Titanium Body Jewelry
The hard metal for your body
Ti in the periodic table, has an atomic number of 22, and is quite known for its lightness, strength and corrosive-resistant properties. We're referring to Titanium, the metal that is white-silvery in color.
For industrial and other purposes titanium can be easily combined with other elements like iron and aluminum to create strong lightweight alloys which are used for jet engines, missiles, chemical plants, automotive industry, agriculture, medical science, sports and more. It was William Gregor of England who discovered the metal in 1791, however, it was Martin Heinrich Klaproth who coined the name titanium after the Titans of Greek mythology.
Aside from the industrial uses of titanium, nowadays the metal is used for body jewelry. Jewelers are preferring titanium over other metals because of its properties. The metal doesn't react much to stimuli making them ideal for people who are sensitive to other materials. Plus, it is very durable, light weight and will not rust, or corrode under normal use.
In fact, titanium's ability to resist corrosion is one of its most notable properties. The metal comes very close to platinum in terms of anti-corrosive properties. The metal can endure most acids like sulfuric and hydrochloric acids. It can withstand exposures from moist chlorine gas and chloride solutions, as well as salt solutions.
The metal can be made more corrosion-resistance by exposing it to elevated temperatures. But even if you store or use the metal in room temperatures, it will still resist tarnishing. Other properties of titanium include paramagnetic or being weakly attracted to magnets and low electrical and thermal conductivity.
Why do people become allergic to metal body jewelry in the first place? The amount of nickel usually determines how safe and how allergen risk it is. The problem with nickel is that it is usually not bio-compatible. This causes problems when the jewelry metals is used or pierced through the skin. When buying body jewelry, you should therefore check the metal and nickel contents of the body ornaments.
Sterling silver, for example, is only .925% silver. The other percent is made up of other metals which can cause irritation, tarnishing when it comes in contact with air and body fluids. Gold, especially the higher grades like 24karat gold, contains less nickel than sterling silver.

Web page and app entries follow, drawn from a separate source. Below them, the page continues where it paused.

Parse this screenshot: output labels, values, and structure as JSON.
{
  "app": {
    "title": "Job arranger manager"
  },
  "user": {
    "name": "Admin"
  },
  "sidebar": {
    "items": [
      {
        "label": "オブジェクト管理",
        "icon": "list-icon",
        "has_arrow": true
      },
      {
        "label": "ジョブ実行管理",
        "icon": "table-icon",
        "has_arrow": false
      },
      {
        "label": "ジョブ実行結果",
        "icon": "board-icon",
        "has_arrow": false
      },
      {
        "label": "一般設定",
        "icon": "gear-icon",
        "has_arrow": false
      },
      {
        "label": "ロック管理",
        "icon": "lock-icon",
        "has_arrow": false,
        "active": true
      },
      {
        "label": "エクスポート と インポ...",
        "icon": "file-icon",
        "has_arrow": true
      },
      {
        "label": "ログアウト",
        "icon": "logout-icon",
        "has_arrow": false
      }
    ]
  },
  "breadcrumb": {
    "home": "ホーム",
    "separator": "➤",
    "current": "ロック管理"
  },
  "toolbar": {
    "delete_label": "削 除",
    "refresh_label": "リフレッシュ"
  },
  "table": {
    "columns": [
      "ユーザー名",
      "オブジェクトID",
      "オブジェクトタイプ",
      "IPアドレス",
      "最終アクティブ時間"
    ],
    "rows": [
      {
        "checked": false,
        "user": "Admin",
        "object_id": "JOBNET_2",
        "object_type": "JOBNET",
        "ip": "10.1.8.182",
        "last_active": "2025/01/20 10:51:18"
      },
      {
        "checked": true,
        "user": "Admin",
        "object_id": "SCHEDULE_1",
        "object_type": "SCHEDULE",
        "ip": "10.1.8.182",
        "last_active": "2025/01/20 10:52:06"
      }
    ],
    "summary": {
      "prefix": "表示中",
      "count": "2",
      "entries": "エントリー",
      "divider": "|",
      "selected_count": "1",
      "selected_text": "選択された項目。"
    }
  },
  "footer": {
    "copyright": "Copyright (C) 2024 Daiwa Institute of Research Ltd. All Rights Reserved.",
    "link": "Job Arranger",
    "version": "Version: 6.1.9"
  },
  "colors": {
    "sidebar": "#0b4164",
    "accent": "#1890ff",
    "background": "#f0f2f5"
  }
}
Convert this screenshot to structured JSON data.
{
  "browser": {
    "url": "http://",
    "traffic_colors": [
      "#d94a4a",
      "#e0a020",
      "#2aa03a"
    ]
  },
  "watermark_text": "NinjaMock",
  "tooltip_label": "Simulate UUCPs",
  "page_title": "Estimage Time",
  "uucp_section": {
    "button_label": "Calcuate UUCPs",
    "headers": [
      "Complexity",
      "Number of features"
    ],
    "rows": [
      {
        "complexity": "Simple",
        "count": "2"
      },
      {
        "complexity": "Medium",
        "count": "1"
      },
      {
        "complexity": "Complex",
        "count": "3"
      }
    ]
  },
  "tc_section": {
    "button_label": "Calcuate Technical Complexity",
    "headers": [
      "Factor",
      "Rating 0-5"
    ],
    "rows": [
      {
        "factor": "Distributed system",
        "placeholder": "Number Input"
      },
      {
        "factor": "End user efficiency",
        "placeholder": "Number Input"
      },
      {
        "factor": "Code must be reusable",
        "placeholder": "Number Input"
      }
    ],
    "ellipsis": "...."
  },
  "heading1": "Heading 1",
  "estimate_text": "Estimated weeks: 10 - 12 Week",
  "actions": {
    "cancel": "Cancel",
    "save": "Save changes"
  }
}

However, the problem with gold and sterling silver is that they are soft. Both metals are susceptible to nicks and dents which can be breeding grounds for bacteria which in turn causes infections and allergic reactions.
Surgical stainless steel (SSS) is perhaps the most popular metal used for body jewelry. The metal is strong and has virtually flawless finish. Plus, allergic reactions are much less for SSS compared to silver and gold. However, SSS still does contain nickel and irritations from the use of the metal as body jewelry is possible especially if the person has a terribly low tolerance of nickel
The next best thing after SSS is Niobium. This metal is a little heavier than SSS but is also a little stronger. What is good about Niobium is that it is non-reactive. Most people are able to wear them as body jewelry with little or no problem at all.
The only problem that would arise is the higher costs of buying the metal. Still, Niobium is cheaper than Titanium and most people will choose Niobium as the middle ground between SSS and Titanium.
Titanium is the hardest and highest grade of metal available which has almost no presence of nickel at all. The metal has less than .05% of Nickel. Scratches and dents will not occur on the surface of the metal because of its strength.